_DATA_

***

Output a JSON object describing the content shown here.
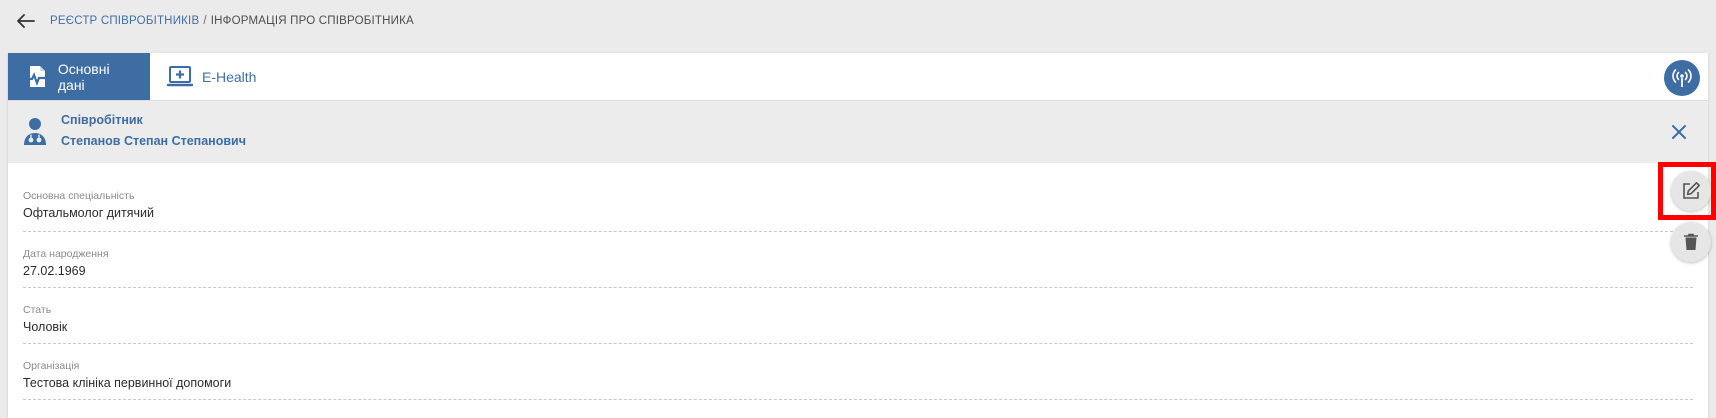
{
  "breadcrumb": {
    "parent": "Реєстр співробітників",
    "separator": "/",
    "current": "Інформація про співробітника"
  },
  "tabs": [
    {
      "label": "Основні дані",
      "icon": "document-pulse-icon",
      "active": true
    },
    {
      "label": "E-Health",
      "icon": "monitor-plus-icon",
      "active": false
    }
  ],
  "employee": {
    "role": "Співробітник",
    "name": "Степанов Степан Степанович"
  },
  "fields": [
    {
      "label": "Основна спеціальність",
      "value": "Офтальмолог дитячий"
    },
    {
      "label": "Дата народження",
      "value": "27.02.1969"
    },
    {
      "label": "Стать",
      "value": "Чоловік"
    },
    {
      "label": "Організація",
      "value": "Тестова клініка первинної допомоги"
    }
  ],
  "colors": {
    "accent": "#3d6da3",
    "highlight": "#ff0000"
  }
}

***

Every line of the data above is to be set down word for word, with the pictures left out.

Output a JSON object describing the content shown here.
{
  "breadcrumb": {
    "parent": "Реєстр співробітників",
    "separator": "/",
    "current": "Інформація про співробітника"
  },
  "tabs": [
    {
      "label": "Основні дані",
      "icon": "document-pulse-icon",
      "active": true
    },
    {
      "label": "E-Health",
      "icon": "monitor-plus-icon",
      "active": false
    }
  ],
  "employee": {
    "role": "Співробітник",
    "name": "Степанов Степан Степанович"
  },
  "fields": [
    {
      "label": "Основна спеціальність",
      "value": "Офтальмолог дитячий"
    },
    {
      "label": "Дата народження",
      "value": "27.02.1969"
    },
    {
      "label": "Стать",
      "value": "Чоловік"
    },
    {
      "label": "Організація",
      "value": "Тестова клініка первинної допомоги"
    }
  ],
  "colors": {
    "accent": "#3d6da3",
    "highlight": "#ff0000"
  }
}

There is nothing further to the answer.